For many people, politics is mostly a spectator sport – something that a few people do and most others watch from a distance – TV news, radio, newspapers or Internet. Lack of citizen participation, however, makes our democracy weak. To make it work properly, many people must participate.
Voting is the most common way that people take part in the political process, but voting means little if there are no choices for local races. If only one party appears on the ballot, why bother to vote?
Fortunately, good citizens can remedy this situation! This is the time of year when the choices that will be on the November ballot are taking shape, when people are stepping forward to put their names on the ballot for November.
In 2012, the top of the ticket will be led by the presidential candidates, followed in Michigan by candidates for U.S. Senate, the U.S. House, the Michigan House, and then local races. Lots of local races. This fall, the four-year positions of supervisor, clerk, treasurer, and trustees of all 16 townships in the county will be on the ballot, as well as all nine slots on the Livingston County Commission and six county-wide offices.
We don’t hear much about local races in the media so it’s easy for us to forget that townships touch our day-to-day lives in so many ways. Townships provide police and fire protection, water and sewer services, libraries, meals and recreation centers for senior citizens, and recreational services and facilities. Yet too often, the races for those township positions have only one candidate. Voters have no choice and elected officials have little worry about keeping their jobs. And that’s not a real democracy.
In more densely populated townships, jobs such as supervisor, clerk, and treasurer amount to nearly full-time jobs. The supervisor is responsible for developing the township budget, conducting board meetings, acting as the township’s legal agent, and keeping the supervisor’s office records.
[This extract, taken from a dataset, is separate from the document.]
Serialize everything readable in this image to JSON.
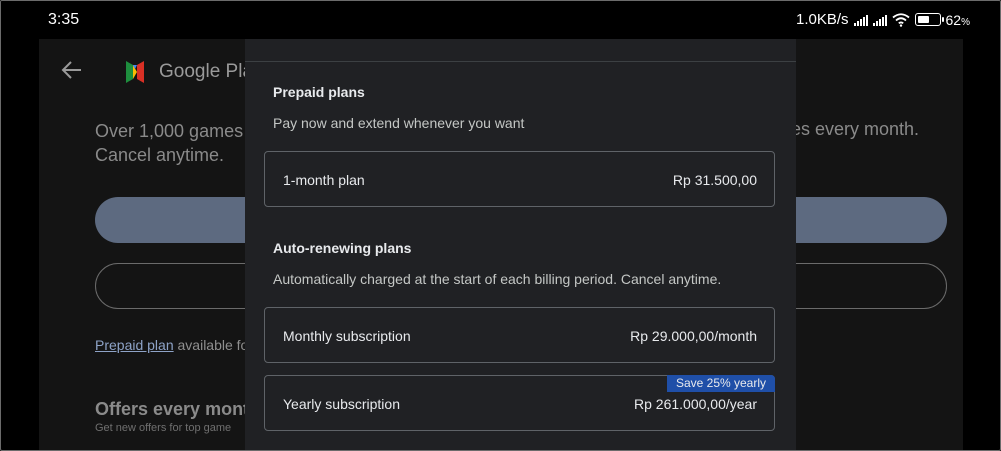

A township treasurer collects taxes, keeps an account of the money the township receives and spends, writes township checks, deposits funds, and handles township investments. A township clerks keeps track of all township records, takes minutes at board meetings and publishes them; keeps voter registration files and conducts elections, as well as preparing financial statements. Supervisors, treasurers, and clerks all have deputies to help them in their duties.
But township trustee positions are far from full-time jobs in the vast majority of cases. In Hartland Township, for example, the township board meets the first and third Tuesdays of the month, plus special meetings and work sessions. The trustees act as legislators for the township, passing ordinances and approving the budget. A trustee position may be ideal for those of us who are pressed for time as we juggle raising children, maintaining our homes, and working one or two jobs.
People sometimes think they aren’t qualified to be an elected official, but the most important qualification for any officeholder is a sincere desire to make his or her community better. That, along with old-fashioned common sense, goes a long way.
Livingston County Democrats are looking for people who want to have a say in their local community, who are willing to step forward and give their friends and neighbors a choice at the ballot box. People wishing to run for office have until 4 p.m. on May 15 to file as a candidate and have their name placed on the Aug. 7 primary ballot. Filing nominating papers is a simple process and one we can help you through, as well as all the other details of running for office.
If you would like to talk about how to get involved in your township government, please call the Livingston County Democratic Party at (810) 229-4212 or email firstname.lastname@example.org to find out more.
Let’s have real democracy in Livingston County. That’s what freedom is all about.